CNN medical analyst Leana Wen, M.D calls cloth masks “little more than facial decorations” and firmly believes that these masks have “no place” amidst the spread of Omicron.

The N95 respirator masks that are properly fitted and approved by the National Institute for Occupational Safety & Health (NIOSH) are far more effective than simple cloth masks, capable of filtering out up to 95 percent of particles in the air. However, the CDC largely avoided encouraging people to buy N95 masks during the initial stages of the pandemic due to the short supply.

But in the current scenario where N95 masks are in ample supply, the CDC is still hesitating from instructing people to use them. Instead, the agency has asked people to use masks that have two or more layers of breathable, washable fabric. 

Wen believes this is a mistake. “If we’re going to go as far as to say that masks are required — when we don’t come from a mask-wearing culture and people don’t like wearing masks — at least recommend that they wear the most effective mask,” Wen said.

The CDC also issued a warning on the prevalence of counterfeit respirator masks that are being sold as NIOSH-approved when they actually aren’t. According to the agency, NIOSH-approved masks will always feature one of the following designations: N95, N99, N100, R95, R99, R100, P95, P99, or P100.

“NIOSH-approved respirators have an approval label on or within the packaging of the respirator (i.e. on the box itself and/or within the users’ instructions). Additionally, an abbreviated approval is on the FFR itself. You can verify the approval number on the NIOSH Certified Equipment List (CEL) or the NIOSH Trusted-Source page to determine if the respirator has been approved by NIOSH,” the CDC says on its website.

However, simply wearing an N95 mask alone is not a guarantee of protection. The fit is also important. A study from Jan. 2021 found that most N95 masks failed to fit perfectly among the study participants.
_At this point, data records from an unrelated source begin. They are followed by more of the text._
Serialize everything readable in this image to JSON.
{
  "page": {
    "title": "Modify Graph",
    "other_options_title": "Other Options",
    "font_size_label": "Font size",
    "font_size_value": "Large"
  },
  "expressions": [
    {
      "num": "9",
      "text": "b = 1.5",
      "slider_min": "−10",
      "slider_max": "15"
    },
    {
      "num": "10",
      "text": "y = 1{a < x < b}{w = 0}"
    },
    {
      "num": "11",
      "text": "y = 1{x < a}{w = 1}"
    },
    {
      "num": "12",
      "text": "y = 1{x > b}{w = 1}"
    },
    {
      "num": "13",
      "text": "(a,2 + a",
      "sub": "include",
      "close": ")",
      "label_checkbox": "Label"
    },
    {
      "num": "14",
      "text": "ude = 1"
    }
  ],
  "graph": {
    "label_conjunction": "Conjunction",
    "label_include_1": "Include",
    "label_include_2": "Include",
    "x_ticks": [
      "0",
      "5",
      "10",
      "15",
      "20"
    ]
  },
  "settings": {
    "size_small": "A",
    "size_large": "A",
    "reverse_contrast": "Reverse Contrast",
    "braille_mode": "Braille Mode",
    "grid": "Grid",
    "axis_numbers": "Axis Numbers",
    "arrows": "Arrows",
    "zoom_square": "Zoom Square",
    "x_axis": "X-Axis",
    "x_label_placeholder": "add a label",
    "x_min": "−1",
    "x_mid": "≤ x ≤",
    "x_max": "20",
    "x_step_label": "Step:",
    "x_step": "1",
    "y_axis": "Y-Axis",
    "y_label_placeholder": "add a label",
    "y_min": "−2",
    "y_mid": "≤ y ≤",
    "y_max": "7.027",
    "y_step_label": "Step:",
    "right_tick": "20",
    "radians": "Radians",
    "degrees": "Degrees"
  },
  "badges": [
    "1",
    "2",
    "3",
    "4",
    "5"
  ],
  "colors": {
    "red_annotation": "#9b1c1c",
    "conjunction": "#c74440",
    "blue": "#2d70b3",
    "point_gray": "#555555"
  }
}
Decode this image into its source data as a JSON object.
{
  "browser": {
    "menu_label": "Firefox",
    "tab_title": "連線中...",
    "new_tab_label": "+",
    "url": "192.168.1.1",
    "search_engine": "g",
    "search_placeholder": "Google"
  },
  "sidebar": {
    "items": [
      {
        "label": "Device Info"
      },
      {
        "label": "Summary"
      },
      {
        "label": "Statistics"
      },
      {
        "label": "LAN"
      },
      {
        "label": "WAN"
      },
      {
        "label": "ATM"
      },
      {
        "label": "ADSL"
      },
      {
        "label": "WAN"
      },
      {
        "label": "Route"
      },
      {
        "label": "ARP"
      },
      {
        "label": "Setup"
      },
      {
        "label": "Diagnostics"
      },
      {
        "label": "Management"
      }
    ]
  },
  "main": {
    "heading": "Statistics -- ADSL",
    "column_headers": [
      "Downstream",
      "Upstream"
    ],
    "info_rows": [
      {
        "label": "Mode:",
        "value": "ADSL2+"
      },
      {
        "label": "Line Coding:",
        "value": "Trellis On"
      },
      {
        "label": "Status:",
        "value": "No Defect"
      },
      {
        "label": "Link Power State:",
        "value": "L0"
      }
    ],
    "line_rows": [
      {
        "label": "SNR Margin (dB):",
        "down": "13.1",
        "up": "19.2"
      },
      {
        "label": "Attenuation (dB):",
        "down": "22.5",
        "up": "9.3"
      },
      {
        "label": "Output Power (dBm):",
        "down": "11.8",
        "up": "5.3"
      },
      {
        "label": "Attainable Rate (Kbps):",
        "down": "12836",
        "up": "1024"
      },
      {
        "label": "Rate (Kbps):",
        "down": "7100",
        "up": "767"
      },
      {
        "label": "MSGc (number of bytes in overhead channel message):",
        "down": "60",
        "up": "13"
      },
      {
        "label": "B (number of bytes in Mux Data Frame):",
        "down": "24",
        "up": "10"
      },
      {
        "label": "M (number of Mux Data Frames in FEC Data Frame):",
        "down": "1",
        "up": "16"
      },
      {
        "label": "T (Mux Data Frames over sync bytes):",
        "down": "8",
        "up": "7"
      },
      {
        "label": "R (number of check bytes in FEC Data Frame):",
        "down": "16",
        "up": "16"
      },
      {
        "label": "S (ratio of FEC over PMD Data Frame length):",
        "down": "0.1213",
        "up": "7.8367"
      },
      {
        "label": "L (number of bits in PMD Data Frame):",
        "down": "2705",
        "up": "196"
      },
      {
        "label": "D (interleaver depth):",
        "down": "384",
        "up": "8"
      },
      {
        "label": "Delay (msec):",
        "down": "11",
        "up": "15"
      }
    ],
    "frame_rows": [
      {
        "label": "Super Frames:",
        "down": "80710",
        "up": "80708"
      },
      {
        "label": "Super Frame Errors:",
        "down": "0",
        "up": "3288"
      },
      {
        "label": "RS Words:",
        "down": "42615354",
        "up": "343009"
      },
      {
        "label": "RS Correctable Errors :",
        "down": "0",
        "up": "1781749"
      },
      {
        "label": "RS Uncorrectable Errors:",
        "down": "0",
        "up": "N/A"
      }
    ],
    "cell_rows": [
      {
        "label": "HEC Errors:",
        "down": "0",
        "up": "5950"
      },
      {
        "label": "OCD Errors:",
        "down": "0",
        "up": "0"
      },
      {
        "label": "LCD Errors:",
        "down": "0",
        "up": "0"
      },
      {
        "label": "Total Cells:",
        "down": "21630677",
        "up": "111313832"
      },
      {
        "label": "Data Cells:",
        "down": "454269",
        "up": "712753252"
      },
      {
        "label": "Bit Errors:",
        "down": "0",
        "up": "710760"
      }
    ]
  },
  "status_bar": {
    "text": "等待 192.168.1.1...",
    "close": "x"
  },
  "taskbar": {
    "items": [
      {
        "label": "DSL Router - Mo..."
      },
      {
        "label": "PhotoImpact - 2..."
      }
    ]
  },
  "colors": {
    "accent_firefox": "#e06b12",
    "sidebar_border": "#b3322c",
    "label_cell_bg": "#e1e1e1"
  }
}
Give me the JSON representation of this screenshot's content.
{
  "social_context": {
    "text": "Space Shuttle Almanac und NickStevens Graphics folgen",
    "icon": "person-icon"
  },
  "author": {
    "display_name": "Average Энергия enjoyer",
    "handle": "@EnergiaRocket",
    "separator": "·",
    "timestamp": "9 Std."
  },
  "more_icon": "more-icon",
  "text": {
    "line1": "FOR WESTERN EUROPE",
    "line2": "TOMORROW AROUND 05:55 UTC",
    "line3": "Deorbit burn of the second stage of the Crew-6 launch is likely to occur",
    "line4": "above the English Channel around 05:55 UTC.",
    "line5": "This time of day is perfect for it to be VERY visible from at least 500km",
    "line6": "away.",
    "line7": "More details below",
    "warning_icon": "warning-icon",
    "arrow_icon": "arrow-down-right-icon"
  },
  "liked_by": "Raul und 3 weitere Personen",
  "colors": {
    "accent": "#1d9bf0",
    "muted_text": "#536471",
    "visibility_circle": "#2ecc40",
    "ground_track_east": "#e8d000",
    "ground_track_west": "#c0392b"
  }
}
“Fit is critical to the level of protection offered by respirators. For an N95 respirator to provide the promised protection, it must fit the participant. Performing a fit check via NHS self-assessment guidelines was an unreliable way of determining fit,” the study concluded.